“What are some guiding principles for content prepared for close-up viewing versus long-distance?”
There is a host of creative production tactics and techniques used in developing content for either viewing experience. I won’t get into that, suffice it to say that there is only one formula you really need: TEST, TEST, then TEST some more.
We already understand the need for proper assets in building content, as well as ensuring the correct screen and player specs are being met and the final files are delivered in the correct resolution and aspect ratio. Basic stuff. What we tend not to do is put ourselves within that viewing proximity. Many times, content is briefed and specs are given, but the people involved neglect to actually visit the site. How are we to determine the best content composition if we don’t have the perspective of where the audience might be when viewing it?
If people are looking up at a digital billboard, fine. We know they will be viewing at a distance great enough that the content should look relatively sharp regardless of pixel pitch. We also know that we can show multiple elements on the screen at once and the audience’s eyes should be able to take it all in. Likewise, if we know the audience will be walking past a large video wall at a distance between 20 feet and 4 feet, we know they might not be able to focus on all of the visual elements simultaneously. They may be too close. The audience might miss one piece of visual information while they are focusing on another being introduced in another area of the screen. We might need to look at revealing our visuals in a cleaner, singular and more paced manner to allow for an opportunity to actually see the element.
Let’s add a few more wrinkles. Which rule takes precedence when the screen can be seen at very far and at very close distances? In that situation, we recommend erring on the side of caution and adopt the near distance strategy. Unless you have solid data that says the number of viewers at a distance far outnumber those up close.
Another thing to consider is in how many different deployments (screen sizes, configurations, locations, and viewing distances) will the same piece of content be featured? Just as you must reformat and sometimes completely develop net new content to tell the same story in different formats, (e.g. trying to use the same creative elements for a 6×3 video wall versus a single 16×9 screen), all deployments must be considered from a viewing distance perspective as well.

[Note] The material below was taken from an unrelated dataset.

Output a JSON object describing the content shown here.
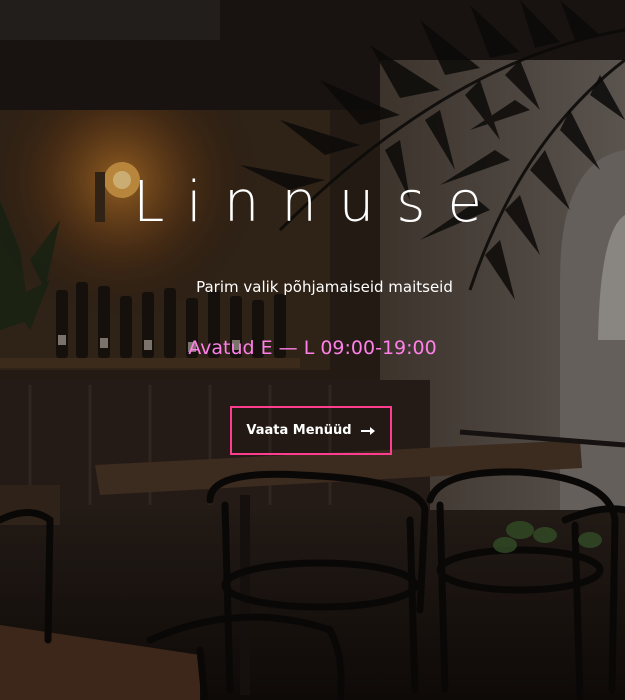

It’s a lot of work, but this kind of testing leads to efficiencies in production, a reduction of costs, a limitation on the opportunity for errors, and an overall boost in the efficacy of the content.